>>>>
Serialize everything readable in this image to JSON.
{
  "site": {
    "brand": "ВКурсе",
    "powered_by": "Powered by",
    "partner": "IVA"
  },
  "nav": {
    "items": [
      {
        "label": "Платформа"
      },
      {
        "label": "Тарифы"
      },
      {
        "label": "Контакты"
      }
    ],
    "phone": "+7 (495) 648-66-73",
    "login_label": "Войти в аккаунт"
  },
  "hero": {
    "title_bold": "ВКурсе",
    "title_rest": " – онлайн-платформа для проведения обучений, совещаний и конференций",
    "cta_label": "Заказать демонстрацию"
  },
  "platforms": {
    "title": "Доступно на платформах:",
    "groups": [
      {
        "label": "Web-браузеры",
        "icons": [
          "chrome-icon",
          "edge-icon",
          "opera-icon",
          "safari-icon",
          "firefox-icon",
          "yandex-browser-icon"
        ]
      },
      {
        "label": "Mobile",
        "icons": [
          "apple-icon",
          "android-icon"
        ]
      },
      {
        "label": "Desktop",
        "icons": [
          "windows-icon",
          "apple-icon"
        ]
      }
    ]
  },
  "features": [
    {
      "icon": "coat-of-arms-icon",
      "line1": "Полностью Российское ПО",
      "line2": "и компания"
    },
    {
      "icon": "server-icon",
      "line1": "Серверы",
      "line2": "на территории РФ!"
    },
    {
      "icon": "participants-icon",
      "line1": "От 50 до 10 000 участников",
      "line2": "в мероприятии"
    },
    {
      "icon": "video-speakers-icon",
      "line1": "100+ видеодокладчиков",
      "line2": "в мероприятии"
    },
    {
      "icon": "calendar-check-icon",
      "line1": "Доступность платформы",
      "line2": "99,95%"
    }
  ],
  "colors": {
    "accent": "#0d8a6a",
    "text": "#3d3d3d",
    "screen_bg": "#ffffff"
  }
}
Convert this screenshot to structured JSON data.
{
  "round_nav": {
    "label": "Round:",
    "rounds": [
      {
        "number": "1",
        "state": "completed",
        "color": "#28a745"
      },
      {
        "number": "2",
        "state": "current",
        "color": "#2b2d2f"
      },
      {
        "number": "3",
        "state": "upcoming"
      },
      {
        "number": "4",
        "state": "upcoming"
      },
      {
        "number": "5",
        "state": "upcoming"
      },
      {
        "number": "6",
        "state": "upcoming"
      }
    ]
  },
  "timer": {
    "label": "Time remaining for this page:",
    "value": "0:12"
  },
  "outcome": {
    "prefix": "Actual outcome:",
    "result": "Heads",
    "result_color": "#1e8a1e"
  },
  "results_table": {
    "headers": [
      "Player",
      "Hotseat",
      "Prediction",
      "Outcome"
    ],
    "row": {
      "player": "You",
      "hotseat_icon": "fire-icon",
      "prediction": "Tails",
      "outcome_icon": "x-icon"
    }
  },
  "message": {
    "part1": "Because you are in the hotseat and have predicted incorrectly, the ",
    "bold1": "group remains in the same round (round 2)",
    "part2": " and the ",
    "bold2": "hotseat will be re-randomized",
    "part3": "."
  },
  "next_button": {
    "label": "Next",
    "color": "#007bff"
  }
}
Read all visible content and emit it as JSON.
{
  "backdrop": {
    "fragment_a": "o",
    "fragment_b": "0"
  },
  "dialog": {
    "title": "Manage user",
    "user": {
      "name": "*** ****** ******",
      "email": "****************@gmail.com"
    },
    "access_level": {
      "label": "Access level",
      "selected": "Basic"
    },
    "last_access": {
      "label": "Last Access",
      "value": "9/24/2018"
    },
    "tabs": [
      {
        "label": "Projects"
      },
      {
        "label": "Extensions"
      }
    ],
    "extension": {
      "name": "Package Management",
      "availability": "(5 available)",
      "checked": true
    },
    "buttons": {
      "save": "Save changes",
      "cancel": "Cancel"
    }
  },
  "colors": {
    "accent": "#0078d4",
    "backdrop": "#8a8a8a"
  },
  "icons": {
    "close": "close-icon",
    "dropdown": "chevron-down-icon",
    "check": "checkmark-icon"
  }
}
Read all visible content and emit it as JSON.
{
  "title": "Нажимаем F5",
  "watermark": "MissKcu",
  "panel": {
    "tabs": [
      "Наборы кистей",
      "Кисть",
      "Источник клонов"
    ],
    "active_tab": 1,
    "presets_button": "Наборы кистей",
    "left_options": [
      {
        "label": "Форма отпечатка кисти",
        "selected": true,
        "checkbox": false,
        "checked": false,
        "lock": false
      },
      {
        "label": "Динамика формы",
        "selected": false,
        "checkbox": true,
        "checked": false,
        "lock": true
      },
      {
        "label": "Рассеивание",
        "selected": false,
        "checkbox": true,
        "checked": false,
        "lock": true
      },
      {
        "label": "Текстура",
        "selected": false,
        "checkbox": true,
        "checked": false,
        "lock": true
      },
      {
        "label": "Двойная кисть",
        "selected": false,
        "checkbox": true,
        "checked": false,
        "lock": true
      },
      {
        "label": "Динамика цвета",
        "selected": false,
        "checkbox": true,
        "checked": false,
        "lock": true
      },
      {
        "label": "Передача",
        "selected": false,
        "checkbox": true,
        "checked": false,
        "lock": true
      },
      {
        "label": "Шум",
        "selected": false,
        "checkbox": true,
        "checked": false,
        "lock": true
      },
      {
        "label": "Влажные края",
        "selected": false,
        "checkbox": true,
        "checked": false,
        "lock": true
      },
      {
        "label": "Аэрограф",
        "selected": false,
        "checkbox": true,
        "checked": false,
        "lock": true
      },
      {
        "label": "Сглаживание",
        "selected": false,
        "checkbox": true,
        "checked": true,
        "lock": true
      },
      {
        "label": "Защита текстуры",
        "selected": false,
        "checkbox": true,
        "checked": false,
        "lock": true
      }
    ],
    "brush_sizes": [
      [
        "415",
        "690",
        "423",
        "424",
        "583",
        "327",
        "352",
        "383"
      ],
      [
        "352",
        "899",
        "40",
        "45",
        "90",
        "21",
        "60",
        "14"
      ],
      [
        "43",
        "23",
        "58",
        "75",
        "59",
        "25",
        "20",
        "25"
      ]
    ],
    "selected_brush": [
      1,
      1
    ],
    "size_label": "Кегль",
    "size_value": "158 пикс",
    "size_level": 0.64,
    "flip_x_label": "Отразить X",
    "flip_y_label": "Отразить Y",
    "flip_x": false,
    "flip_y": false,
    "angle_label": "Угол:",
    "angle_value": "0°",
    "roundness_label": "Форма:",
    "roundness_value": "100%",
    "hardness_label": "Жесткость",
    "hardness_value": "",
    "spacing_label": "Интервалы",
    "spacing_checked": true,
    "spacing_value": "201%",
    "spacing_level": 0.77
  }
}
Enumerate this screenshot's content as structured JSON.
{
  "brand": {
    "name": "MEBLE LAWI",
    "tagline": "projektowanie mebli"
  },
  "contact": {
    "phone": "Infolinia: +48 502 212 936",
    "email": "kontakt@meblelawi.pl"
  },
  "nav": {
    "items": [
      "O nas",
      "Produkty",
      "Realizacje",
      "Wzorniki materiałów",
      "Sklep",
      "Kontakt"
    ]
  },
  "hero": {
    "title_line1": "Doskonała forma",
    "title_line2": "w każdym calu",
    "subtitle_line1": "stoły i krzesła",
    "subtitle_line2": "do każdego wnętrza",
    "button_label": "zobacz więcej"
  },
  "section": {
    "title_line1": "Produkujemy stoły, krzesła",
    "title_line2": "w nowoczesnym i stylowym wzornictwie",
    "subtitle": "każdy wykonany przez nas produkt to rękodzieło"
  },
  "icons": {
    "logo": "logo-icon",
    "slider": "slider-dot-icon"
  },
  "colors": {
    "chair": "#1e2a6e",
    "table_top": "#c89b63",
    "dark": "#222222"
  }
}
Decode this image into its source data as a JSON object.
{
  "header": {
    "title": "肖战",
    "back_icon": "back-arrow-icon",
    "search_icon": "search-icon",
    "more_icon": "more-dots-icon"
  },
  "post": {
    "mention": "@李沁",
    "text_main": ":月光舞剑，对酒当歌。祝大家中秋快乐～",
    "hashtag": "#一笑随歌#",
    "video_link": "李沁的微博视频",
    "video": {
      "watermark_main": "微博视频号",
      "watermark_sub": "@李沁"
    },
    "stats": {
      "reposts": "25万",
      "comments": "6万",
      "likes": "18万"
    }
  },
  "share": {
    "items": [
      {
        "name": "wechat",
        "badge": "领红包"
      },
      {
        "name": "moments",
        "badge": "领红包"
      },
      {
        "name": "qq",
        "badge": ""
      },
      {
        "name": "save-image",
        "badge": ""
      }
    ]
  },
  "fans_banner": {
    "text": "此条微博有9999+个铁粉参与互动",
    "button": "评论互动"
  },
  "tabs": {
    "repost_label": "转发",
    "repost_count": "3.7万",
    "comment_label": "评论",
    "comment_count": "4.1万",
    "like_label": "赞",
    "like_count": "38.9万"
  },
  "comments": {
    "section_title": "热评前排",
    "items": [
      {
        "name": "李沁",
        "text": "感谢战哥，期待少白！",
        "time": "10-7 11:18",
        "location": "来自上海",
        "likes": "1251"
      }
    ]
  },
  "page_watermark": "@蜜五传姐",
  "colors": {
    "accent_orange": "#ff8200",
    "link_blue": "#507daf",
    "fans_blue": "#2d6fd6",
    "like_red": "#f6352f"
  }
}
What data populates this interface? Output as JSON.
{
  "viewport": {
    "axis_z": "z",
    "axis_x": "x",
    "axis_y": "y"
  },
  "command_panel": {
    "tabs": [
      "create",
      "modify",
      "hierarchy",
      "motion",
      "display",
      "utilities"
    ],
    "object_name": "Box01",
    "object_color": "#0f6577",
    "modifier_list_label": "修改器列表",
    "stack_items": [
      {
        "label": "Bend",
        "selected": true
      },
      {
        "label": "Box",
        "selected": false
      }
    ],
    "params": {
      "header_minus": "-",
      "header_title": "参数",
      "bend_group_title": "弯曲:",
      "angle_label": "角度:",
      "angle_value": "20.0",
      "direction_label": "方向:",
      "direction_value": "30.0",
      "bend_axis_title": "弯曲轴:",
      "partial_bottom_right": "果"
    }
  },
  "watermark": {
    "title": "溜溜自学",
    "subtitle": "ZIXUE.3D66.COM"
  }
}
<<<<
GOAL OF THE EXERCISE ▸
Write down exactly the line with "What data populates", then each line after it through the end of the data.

REPLY ▸
What data populates this interface? Output as JSON.
{
  "viewport": {
    "axis_z": "z",
    "axis_x": "x",
    "axis_y": "y"
  },
  "command_panel": {
    "tabs": [
      "create",
      "modify",
      "hierarchy",
      "motion",
      "display",
      "utilities"
    ],
    "object_name": "Box01",
    "object_color": "#0f6577",
    "modifier_list_label": "修改器列表",
    "stack_items": [
      {
        "label": "Bend",
        "selected": true
      },
      {
        "label": "Box",
        "selected": false
      }
    ],
    "params": {
      "header_minus": "-",
      "header_title": "参数",
      "bend_group_title": "弯曲:",
      "angle_label": "角度:",
      "angle_value": "20.0",
      "direction_label": "方向:",
      "direction_value": "30.0",
      "bend_axis_title": "弯曲轴:",
      "partial_bottom_right": "果"
    }
  },
  "watermark": {
    "title": "溜溜自学",
    "subtitle": "ZIXUE.3D66.COM"
  }
}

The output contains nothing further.